Below are records; how many of their lines contain "synopsis"? Answer with only the number.
Start of Block
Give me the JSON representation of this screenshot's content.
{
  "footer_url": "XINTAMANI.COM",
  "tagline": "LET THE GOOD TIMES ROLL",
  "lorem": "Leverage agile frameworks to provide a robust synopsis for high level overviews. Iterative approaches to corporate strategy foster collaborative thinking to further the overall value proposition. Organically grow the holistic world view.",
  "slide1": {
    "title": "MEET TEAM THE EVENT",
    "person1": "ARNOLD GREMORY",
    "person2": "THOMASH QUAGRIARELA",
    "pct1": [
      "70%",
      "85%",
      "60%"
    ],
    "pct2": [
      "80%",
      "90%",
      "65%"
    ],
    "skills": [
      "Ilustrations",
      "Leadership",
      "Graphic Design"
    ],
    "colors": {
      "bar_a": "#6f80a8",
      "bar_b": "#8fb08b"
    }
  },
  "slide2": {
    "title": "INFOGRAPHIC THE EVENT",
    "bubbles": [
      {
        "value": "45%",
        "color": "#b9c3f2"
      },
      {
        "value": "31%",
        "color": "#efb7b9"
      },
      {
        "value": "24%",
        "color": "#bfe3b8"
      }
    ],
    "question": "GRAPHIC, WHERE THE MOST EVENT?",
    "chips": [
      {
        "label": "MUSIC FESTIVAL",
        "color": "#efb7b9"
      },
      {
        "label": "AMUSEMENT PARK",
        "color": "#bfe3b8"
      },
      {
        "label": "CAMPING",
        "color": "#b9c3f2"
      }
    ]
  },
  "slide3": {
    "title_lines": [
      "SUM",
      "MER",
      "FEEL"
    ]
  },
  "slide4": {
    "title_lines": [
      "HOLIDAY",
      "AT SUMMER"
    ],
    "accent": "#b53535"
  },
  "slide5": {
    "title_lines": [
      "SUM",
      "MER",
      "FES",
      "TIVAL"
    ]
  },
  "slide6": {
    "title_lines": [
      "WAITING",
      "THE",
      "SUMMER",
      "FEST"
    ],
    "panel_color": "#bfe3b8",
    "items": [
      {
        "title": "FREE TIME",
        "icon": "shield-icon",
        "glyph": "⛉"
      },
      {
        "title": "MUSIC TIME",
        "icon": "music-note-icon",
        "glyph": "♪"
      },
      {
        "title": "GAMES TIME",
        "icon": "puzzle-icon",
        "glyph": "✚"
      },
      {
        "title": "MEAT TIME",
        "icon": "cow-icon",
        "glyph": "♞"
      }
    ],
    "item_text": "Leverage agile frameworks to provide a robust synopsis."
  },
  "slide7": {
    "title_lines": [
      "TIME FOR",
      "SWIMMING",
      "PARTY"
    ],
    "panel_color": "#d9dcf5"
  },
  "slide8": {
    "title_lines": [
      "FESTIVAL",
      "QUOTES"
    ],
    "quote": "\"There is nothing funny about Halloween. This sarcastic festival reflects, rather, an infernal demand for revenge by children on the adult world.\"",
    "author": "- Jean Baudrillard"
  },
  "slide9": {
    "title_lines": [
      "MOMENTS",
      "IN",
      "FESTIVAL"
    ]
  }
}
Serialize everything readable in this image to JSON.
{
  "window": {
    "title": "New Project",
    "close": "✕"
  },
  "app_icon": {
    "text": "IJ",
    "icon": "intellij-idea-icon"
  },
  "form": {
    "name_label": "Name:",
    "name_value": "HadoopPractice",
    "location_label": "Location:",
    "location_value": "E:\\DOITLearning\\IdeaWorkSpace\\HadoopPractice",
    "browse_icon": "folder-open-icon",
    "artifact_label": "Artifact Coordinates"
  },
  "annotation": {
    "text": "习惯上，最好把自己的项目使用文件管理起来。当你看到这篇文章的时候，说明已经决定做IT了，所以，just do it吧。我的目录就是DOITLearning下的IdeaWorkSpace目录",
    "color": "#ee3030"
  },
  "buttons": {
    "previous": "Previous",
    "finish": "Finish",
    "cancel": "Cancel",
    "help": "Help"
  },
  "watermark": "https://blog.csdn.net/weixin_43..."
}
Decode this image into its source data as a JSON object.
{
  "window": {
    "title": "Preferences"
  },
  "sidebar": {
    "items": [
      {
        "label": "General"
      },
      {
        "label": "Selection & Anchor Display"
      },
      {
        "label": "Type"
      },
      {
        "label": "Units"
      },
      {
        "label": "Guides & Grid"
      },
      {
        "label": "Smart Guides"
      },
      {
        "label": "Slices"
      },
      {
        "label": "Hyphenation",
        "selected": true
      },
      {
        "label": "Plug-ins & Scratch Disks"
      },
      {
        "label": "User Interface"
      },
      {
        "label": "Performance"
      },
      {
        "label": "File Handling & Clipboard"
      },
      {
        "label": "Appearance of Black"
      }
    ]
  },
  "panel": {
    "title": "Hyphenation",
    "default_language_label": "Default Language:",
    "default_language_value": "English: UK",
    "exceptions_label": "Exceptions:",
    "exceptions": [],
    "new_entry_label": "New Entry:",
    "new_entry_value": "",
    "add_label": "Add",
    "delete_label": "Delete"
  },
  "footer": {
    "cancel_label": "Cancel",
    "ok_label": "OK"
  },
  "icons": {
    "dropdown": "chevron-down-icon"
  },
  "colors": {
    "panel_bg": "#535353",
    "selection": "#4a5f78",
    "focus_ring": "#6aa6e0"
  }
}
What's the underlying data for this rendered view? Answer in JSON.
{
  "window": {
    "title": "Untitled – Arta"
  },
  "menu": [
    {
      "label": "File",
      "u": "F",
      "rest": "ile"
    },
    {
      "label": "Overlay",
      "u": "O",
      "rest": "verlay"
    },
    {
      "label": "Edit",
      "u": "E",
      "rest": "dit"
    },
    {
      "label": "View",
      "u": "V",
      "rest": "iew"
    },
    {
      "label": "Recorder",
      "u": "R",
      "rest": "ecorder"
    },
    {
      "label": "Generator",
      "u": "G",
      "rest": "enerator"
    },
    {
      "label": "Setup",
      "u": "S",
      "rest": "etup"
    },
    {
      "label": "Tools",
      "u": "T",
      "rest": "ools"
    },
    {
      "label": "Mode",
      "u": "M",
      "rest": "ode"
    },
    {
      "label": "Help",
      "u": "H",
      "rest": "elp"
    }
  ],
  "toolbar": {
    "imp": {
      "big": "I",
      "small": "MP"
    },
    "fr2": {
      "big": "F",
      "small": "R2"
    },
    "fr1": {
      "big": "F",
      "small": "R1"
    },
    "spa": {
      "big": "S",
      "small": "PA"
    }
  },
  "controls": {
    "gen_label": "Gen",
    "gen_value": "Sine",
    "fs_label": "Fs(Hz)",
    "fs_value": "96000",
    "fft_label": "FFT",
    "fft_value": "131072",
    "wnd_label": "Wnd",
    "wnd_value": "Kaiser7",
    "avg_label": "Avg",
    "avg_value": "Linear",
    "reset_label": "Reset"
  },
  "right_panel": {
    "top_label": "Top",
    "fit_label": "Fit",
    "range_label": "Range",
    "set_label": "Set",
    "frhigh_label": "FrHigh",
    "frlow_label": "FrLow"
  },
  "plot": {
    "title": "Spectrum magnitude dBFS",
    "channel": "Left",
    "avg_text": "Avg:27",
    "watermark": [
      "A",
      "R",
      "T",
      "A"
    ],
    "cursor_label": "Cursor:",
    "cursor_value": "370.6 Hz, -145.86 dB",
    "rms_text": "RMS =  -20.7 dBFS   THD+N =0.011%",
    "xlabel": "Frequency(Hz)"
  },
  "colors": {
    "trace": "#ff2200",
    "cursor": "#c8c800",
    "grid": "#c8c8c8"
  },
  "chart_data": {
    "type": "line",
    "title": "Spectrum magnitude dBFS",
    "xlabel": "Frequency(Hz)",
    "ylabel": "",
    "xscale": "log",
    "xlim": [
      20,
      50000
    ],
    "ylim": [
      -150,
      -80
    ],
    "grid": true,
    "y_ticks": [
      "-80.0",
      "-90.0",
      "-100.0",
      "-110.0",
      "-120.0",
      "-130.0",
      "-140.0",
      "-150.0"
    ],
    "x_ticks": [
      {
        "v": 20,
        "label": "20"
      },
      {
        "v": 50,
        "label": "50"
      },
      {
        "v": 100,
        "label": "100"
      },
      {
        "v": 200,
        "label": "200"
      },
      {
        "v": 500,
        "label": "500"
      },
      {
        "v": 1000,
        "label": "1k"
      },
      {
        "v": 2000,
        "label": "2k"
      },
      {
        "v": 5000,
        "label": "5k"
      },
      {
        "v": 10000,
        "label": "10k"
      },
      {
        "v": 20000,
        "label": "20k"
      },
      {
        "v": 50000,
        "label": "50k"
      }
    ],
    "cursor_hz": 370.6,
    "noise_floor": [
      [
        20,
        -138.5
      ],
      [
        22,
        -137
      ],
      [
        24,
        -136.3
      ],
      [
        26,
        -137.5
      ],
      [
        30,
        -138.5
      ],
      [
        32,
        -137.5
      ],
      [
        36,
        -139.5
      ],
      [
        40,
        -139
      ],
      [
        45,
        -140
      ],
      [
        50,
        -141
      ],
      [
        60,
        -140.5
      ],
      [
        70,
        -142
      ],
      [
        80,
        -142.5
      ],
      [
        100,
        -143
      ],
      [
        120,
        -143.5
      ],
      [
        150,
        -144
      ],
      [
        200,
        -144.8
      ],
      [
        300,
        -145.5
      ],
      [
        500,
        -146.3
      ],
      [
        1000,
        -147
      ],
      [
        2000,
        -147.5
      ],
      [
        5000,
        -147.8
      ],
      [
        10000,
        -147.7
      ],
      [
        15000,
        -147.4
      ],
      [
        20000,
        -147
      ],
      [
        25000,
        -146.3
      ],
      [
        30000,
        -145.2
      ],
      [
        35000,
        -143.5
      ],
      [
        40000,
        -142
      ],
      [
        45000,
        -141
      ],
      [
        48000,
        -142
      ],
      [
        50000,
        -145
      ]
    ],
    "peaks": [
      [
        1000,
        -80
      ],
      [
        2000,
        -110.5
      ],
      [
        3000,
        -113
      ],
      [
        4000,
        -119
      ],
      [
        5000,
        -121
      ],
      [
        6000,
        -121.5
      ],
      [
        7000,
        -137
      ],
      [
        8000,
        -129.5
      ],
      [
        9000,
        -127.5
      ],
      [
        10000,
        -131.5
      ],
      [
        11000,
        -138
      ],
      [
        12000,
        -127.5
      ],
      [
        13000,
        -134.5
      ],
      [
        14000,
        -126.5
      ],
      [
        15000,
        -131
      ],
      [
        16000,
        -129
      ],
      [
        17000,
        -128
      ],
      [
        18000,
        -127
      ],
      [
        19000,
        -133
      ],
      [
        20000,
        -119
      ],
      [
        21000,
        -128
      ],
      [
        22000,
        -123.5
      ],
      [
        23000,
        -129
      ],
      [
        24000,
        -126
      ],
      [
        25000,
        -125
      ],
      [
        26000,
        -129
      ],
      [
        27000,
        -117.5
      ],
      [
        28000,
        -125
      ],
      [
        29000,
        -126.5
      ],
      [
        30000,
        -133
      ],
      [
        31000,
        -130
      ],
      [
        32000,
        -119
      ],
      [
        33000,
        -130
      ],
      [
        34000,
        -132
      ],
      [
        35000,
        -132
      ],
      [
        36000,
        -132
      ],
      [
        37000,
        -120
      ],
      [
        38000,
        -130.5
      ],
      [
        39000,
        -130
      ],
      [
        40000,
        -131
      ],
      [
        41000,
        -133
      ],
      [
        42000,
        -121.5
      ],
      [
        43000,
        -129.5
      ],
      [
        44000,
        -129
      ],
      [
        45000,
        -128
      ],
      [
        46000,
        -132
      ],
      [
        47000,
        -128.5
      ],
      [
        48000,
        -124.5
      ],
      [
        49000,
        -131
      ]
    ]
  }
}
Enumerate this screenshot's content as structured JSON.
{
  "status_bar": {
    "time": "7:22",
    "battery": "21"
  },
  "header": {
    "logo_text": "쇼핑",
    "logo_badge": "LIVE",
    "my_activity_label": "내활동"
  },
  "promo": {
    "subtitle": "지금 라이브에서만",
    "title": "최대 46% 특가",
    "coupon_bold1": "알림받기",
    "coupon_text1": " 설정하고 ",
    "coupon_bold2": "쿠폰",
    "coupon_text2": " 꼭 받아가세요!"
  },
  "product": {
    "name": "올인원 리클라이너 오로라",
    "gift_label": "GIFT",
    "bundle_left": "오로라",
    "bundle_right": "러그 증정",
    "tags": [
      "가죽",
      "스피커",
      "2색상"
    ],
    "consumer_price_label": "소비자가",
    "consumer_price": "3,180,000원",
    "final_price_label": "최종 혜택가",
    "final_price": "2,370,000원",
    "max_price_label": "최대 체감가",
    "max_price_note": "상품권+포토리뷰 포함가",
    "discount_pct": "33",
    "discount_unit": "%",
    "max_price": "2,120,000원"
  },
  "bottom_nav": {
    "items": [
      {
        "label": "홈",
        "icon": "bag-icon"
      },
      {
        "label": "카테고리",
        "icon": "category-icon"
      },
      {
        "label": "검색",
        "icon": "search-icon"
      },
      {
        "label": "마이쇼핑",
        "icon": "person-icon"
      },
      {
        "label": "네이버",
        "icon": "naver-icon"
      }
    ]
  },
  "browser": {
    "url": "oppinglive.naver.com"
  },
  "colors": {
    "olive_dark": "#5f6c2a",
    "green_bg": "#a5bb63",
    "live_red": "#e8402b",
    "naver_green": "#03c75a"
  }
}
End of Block
YOUR RESPONSE: 2